:: Problem description ::
For any picture in the lines below, please leave it out and copy the rest exactly.

:: Data extracted from a collection ::
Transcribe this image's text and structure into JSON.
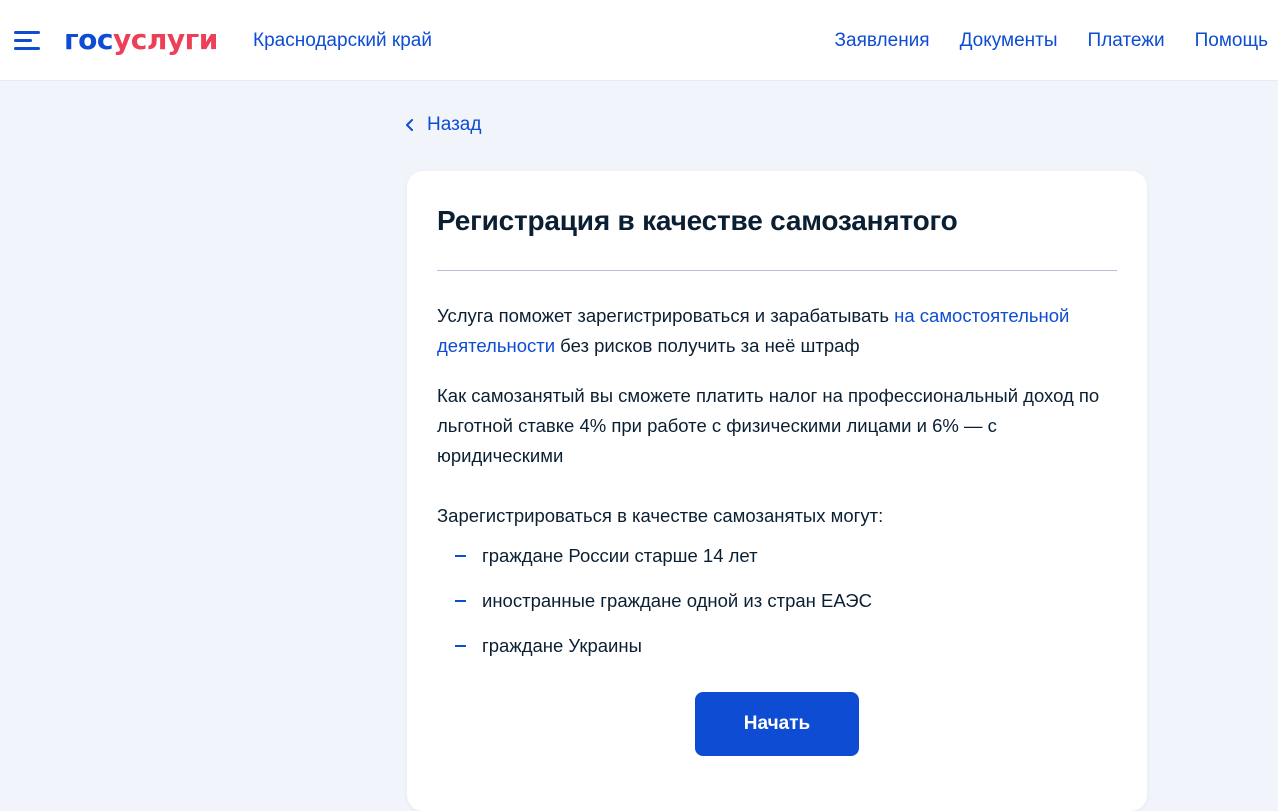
{
  "header": {
    "logo_part1": "гос",
    "logo_part2": "услуги",
    "region": "Краснодарский край",
    "nav": [
      "Заявления",
      "Документы",
      "Платежи",
      "Помощь"
    ]
  },
  "back_label": "Назад",
  "card": {
    "title": "Регистрация в качестве самозанятого",
    "p1_pre": "Услуга поможет зарегистрироваться и зарабатывать ",
    "p1_link": "на самостоятельной деятельности",
    "p1_post": " без рисков получить за неё штраф",
    "p2": "Как самозанятый вы сможете платить налог на профессиональный доход по льготной ставке 4% при работе с физическими лицами и 6% — с юридическими",
    "p3": "Зарегистрироваться в качестве самозанятых могут:",
    "list": [
      "граждане России старше 14 лет",
      "иностранные граждане одной из стран ЕАЭС",
      "граждане Украины"
    ],
    "start_button": "Начать"
  },
  "colors": {
    "brand_blue": "#0d4cd3",
    "brand_red": "#ee3f58",
    "background": "#f1f5fb",
    "text": "#0b1f33"
  },
  "icons": [
    "menu-icon",
    "chevron-left-icon",
    "dash-bullet-icon"
  ]
}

:: Your response ::
Transcribe this image's text and structure into JSON.
{
  "header": {
    "logo_part1": "гос",
    "logo_part2": "услуги",
    "region": "Краснодарский край",
    "nav": [
      "Заявления",
      "Документы",
      "Платежи",
      "Помощь"
    ]
  },
  "back_label": "Назад",
  "card": {
    "title": "Регистрация в качестве самозанятого",
    "p1_pre": "Услуга поможет зарегистрироваться и зарабатывать ",
    "p1_link": "на самостоятельной деятельности",
    "p1_post": " без рисков получить за неё штраф",
    "p2": "Как самозанятый вы сможете платить налог на профессиональный доход по льготной ставке 4% при работе с физическими лицами и 6% — с юридическими",
    "p3": "Зарегистрироваться в качестве самозанятых могут:",
    "list": [
      "граждане России старше 14 лет",
      "иностранные граждане одной из стран ЕАЭС",
      "граждане Украины"
    ],
    "start_button": "Начать"
  },
  "colors": {
    "brand_blue": "#0d4cd3",
    "brand_red": "#ee3f58",
    "background": "#f1f5fb",
    "text": "#0b1f33"
  },
  "icons": [
    "menu-icon",
    "chevron-left-icon",
    "dash-bullet-icon"
  ]
}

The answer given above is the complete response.